As a painter, I guess it is easy to assume that once you've made progress in your technique, and learned something about the design and execution of paintings that you will continue at that level even if you don't paint for long periods.  I reject that notion.  If you are not attentive to the craft you are practicing, you may start sliding into predictable habits that work.  It's even possible that once you reach a plateau that brings "success" that you will stop experimenting and thinking about other approaches. 

I am now convinced that painting is about the process  not the product.  I am enjoying putting brush to paper.  Sales are nice, prizes are great, but the process is everything.

Here's a painting I did near the Manassas Battlefield  so that my friend Russell could watch me paint.

Sunday, October 6, 2013

Painting Trees


                              "Brandywine Battlefield"

Anyone aspiring to become a landscape painter should master the drawing and painting of trees.  So many beginning painters resort to their elementary school depictions of trees, relying on symbols rather than carefully observing the individual trees they are painting.

In this painting, you see background trees, foreground trees with foliage and a couple of leafless trees.  Special care was taken with the drawing of the trees on the left.  Notice that one branch in particular is very dark, as is the shadow it casts.  Important:  Painting  a tree the same color and the same value (usually very dark brown) signals an amateur approach which uses childhood symbols of trees.  Ask yourself:  Is the trunk lighter or darker in value than its background?  Does the trunk have moss on it to justify using green on it?  Are the cast shadows darker and harder-edged in some places, and softer and lighter in others?

And smaller branches against the sky are usually lighter and cooler as the color of the sky will influence the color you choose for those smaller limbs.

Still, there can be no formulas here either.  It really depends on your observation.  So look, look, look, sketch, sketch, sketch and then paint.  The time you spend preparing will be worth it!

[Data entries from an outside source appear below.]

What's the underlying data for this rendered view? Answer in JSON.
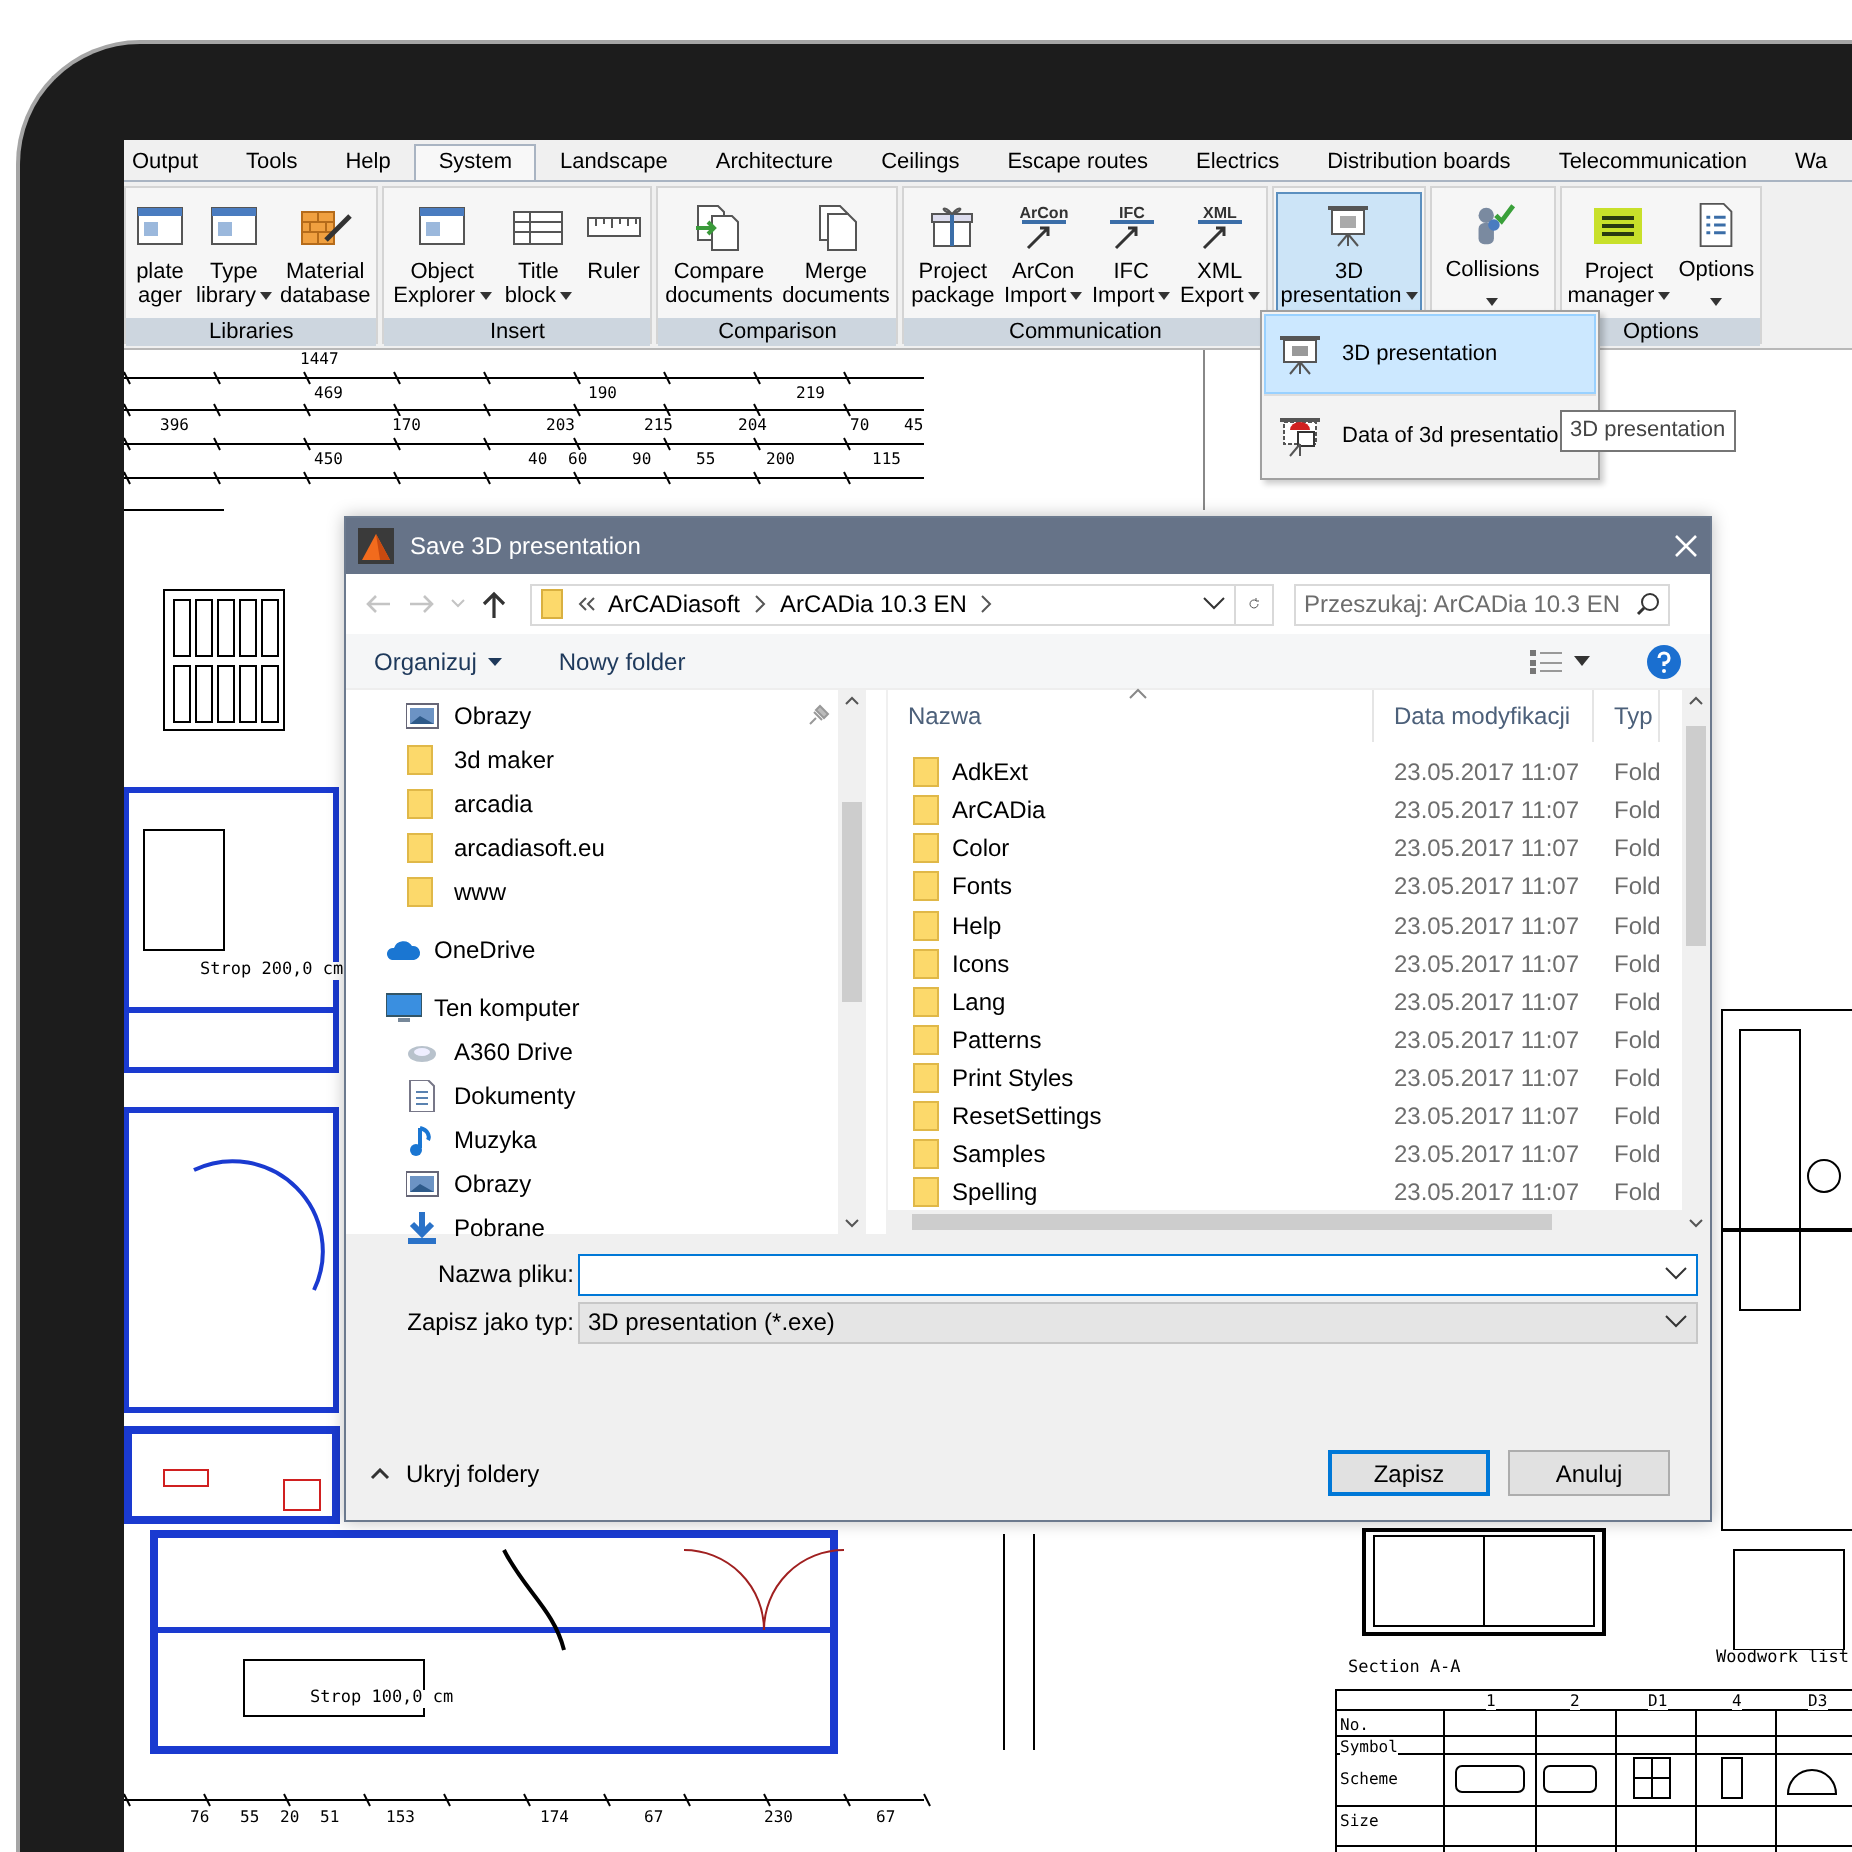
{
  "ribbon": {
    "tabs": [
      {
        "label": "Output",
        "selected": false
      },
      {
        "label": "Tools",
        "selected": false
      },
      {
        "label": "Help",
        "selected": false
      },
      {
        "label": "System",
        "selected": true
      },
      {
        "label": "Landscape",
        "selected": false
      },
      {
        "label": "Architecture",
        "selected": false
      },
      {
        "label": "Ceilings",
        "selected": false
      },
      {
        "label": "Escape routes",
        "selected": false
      },
      {
        "label": "Electrics",
        "selected": false
      },
      {
        "label": "Distribution boards",
        "selected": false
      },
      {
        "label": "Telecommunication",
        "selected": false
      },
      {
        "label": "Wa",
        "selected": false
      }
    ],
    "groups": [
      {
        "label": "Libraries",
        "buttons": [
          {
            "lines": [
              "plate",
              "ager"
            ],
            "dropdown": false,
            "pressed": false
          },
          {
            "lines": [
              "Type",
              "library"
            ],
            "dropdown": true,
            "pressed": false
          },
          {
            "lines": [
              "Material",
              "database"
            ],
            "dropdown": false,
            "pressed": false
          }
        ]
      },
      {
        "label": "Insert",
        "buttons": [
          {
            "lines": [
              "Object",
              "Explorer"
            ],
            "dropdown": true,
            "pressed": false
          },
          {
            "lines": [
              "Title",
              "block"
            ],
            "dropdown": true,
            "pressed": false
          },
          {
            "lines": [
              "Ruler"
            ],
            "dropdown": false,
            "pressed": false
          }
        ]
      },
      {
        "label": "Comparison",
        "buttons": [
          {
            "lines": [
              "Compare",
              "documents"
            ],
            "dropdown": false,
            "pressed": false
          },
          {
            "lines": [
              "Merge",
              "documents"
            ],
            "dropdown": false,
            "pressed": false
          }
        ]
      },
      {
        "label": "Communication",
        "buttons": [
          {
            "lines": [
              "Project",
              "package"
            ],
            "dropdown": false,
            "pressed": false
          },
          {
            "lines": [
              "ArCon",
              "Import"
            ],
            "dropdown": true,
            "pressed": false,
            "icon_text": "ArCon"
          },
          {
            "lines": [
              "IFC",
              "Import"
            ],
            "dropdown": true,
            "pressed": false,
            "icon_text": "IFC"
          },
          {
            "lines": [
              "XML",
              "Export"
            ],
            "dropdown": true,
            "pressed": false,
            "icon_text": "XML"
          }
        ]
      },
      {
        "buttons": [
          {
            "lines": [
              "3D",
              "presentation"
            ],
            "dropdown": true,
            "pressed": true
          }
        ]
      },
      {
        "buttons": [
          {
            "lines": [
              "Collisions"
            ],
            "dropdown": true,
            "pressed": false
          }
        ]
      },
      {
        "label": "Options",
        "buttons": [
          {
            "lines": [
              "Project",
              "manager"
            ],
            "dropdown": true,
            "pressed": false
          },
          {
            "lines": [
              "Options"
            ],
            "dropdown": true,
            "pressed": false
          }
        ]
      }
    ]
  },
  "menu": {
    "items": [
      {
        "label": "3D presentation",
        "selected": true
      },
      {
        "label": "Data of 3d presentatio",
        "selected": false
      }
    ]
  },
  "tooltip": {
    "text": "3D presentation"
  },
  "canvas": {
    "labels": [
      {
        "text": "1447",
        "kind": "dimension"
      },
      {
        "text": "469",
        "kind": "dimension"
      },
      {
        "text": "190",
        "kind": "dimension"
      },
      {
        "text": "219",
        "kind": "dimension"
      },
      {
        "text": "396",
        "kind": "dimension"
      },
      {
        "text": "170",
        "kind": "dimension"
      },
      {
        "text": "203",
        "kind": "dimension"
      },
      {
        "text": "215",
        "kind": "dimension"
      },
      {
        "text": "204",
        "kind": "dimension"
      },
      {
        "text": "70",
        "kind": "dimension"
      },
      {
        "text": "45",
        "kind": "dimension"
      },
      {
        "text": "450",
        "kind": "dimension"
      },
      {
        "text": "40",
        "kind": "dimension"
      },
      {
        "text": "60",
        "kind": "dimension"
      },
      {
        "text": "90",
        "kind": "dimension"
      },
      {
        "text": "55",
        "kind": "dimension"
      },
      {
        "text": "200",
        "kind": "dimension"
      },
      {
        "text": "115",
        "kind": "dimension"
      },
      {
        "text": "Strop 200,0 cm",
        "kind": "note"
      },
      {
        "text": "Strop 100,0 cm",
        "kind": "note"
      },
      {
        "text": "76",
        "kind": "dimension"
      },
      {
        "text": "55",
        "kind": "dimension"
      },
      {
        "text": "20",
        "kind": "dimension"
      },
      {
        "text": "51",
        "kind": "dimension"
      },
      {
        "text": "153",
        "kind": "dimension"
      },
      {
        "text": "174",
        "kind": "dimension"
      },
      {
        "text": "67",
        "kind": "dimension"
      },
      {
        "text": "230",
        "kind": "dimension"
      },
      {
        "text": "67",
        "kind": "dimension"
      },
      {
        "text": "Section A-A",
        "kind": "note"
      },
      {
        "text": "Woodwork list",
        "kind": "note"
      },
      {
        "text": "No.",
        "kind": "table"
      },
      {
        "text": "Symbol",
        "kind": "table"
      },
      {
        "text": "Scheme",
        "kind": "table"
      },
      {
        "text": "Size",
        "kind": "table"
      },
      {
        "text": "1",
        "kind": "table"
      },
      {
        "text": "2",
        "kind": "table"
      },
      {
        "text": "D1",
        "kind": "table"
      },
      {
        "text": "4",
        "kind": "table"
      },
      {
        "text": "D3",
        "kind": "table"
      }
    ]
  },
  "dialog": {
    "title": "Save 3D presentation",
    "nav": {
      "back": {
        "disabled": true
      },
      "forward": {
        "disabled": true
      },
      "up": {
        "disabled": false
      },
      "path": [
        "ArCADiasoft",
        "ArCADia 10.3 EN"
      ],
      "search": {
        "placeholder": "Przeszukaj: ArCADia 10.3 EN"
      }
    },
    "toolbar": {
      "organize": "Organizuj",
      "new_folder": "Nowy folder"
    },
    "quick_access": [
      {
        "label": "Obrazy",
        "kind": "pictures",
        "pinned": true
      },
      {
        "label": "3d maker",
        "kind": "folder",
        "pinned": false
      },
      {
        "label": "arcadia",
        "kind": "folder",
        "pinned": false
      },
      {
        "label": "arcadiasoft.eu",
        "kind": "folder",
        "pinned": false
      },
      {
        "label": "www",
        "kind": "folder",
        "pinned": false
      }
    ],
    "tree": [
      {
        "label": "OneDrive",
        "kind": "cloud"
      },
      {
        "label": "Ten komputer",
        "kind": "computer",
        "children": [
          {
            "label": "A360 Drive",
            "kind": "drive"
          },
          {
            "label": "Dokumenty",
            "kind": "documents"
          },
          {
            "label": "Muzyka",
            "kind": "music"
          },
          {
            "label": "Obrazy",
            "kind": "pictures"
          },
          {
            "label": "Pobrane",
            "kind": "downloads"
          }
        ]
      }
    ],
    "columns": [
      {
        "label": "Nazwa",
        "sorted": true
      },
      {
        "label": "Data modyfikacji",
        "sorted": false
      },
      {
        "label": "Typ",
        "sorted": false
      }
    ],
    "rows": [
      {
        "name": "AdkExt",
        "modified": "23.05.2017 11:07",
        "type": "Fold"
      },
      {
        "name": "ArCADia",
        "modified": "23.05.2017 11:07",
        "type": "Fold"
      },
      {
        "name": "Color",
        "modified": "23.05.2017 11:07",
        "type": "Fold"
      },
      {
        "name": "Fonts",
        "modified": "23.05.2017 11:07",
        "type": "Fold"
      },
      {
        "name": "Help",
        "modified": "23.05.2017 11:07",
        "type": "Fold"
      },
      {
        "name": "Icons",
        "modified": "23.05.2017 11:07",
        "type": "Fold"
      },
      {
        "name": "Lang",
        "modified": "23.05.2017 11:07",
        "type": "Fold"
      },
      {
        "name": "Patterns",
        "modified": "23.05.2017 11:07",
        "type": "Fold"
      },
      {
        "name": "Print Styles",
        "modified": "23.05.2017 11:07",
        "type": "Fold"
      },
      {
        "name": "ResetSettings",
        "modified": "23.05.2017 11:07",
        "type": "Fold"
      },
      {
        "name": "Samples",
        "modified": "23.05.2017 11:07",
        "type": "Fold"
      },
      {
        "name": "Spelling",
        "modified": "23.05.2017 11:07",
        "type": "Fold"
      }
    ],
    "file_name": {
      "label": "Nazwa pliku:",
      "focused": true
    },
    "file_type": {
      "label": "Zapisz jako typ:",
      "value": "3D presentation (*.exe)"
    },
    "hide_folders": "Ukryj foldery",
    "buttons": [
      {
        "label": "Zapisz",
        "default": true
      },
      {
        "label": "Anuluj",
        "default": false
      }
    ]
  }
}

Friday, October 4, 2013

On the Road Again...

                                     Catskills Autumn

After an overnight in Woodstock, NY, I drove over to Phoenicia where I discovered this delightful little scene.  But it called for a little editing.  The mountain was not as steep, and there was a gazebo to my right that I decided not to use as a frame.   The church was not white, but I thought it would read better as a simple shape if I didn't use a color that would closely resemble the background colors.  Values were crucial.  Colors helped identify the season. 

Being willing to take two hours out of a driving tour is not always easy for me, but once I did, I found it relaxing.  Constantly looking down the road for a better painting opportunity happens easily, but it is often the case that "way leads onto way", and it generally doesn't result in finding a better scene.

More from the road tomorrow.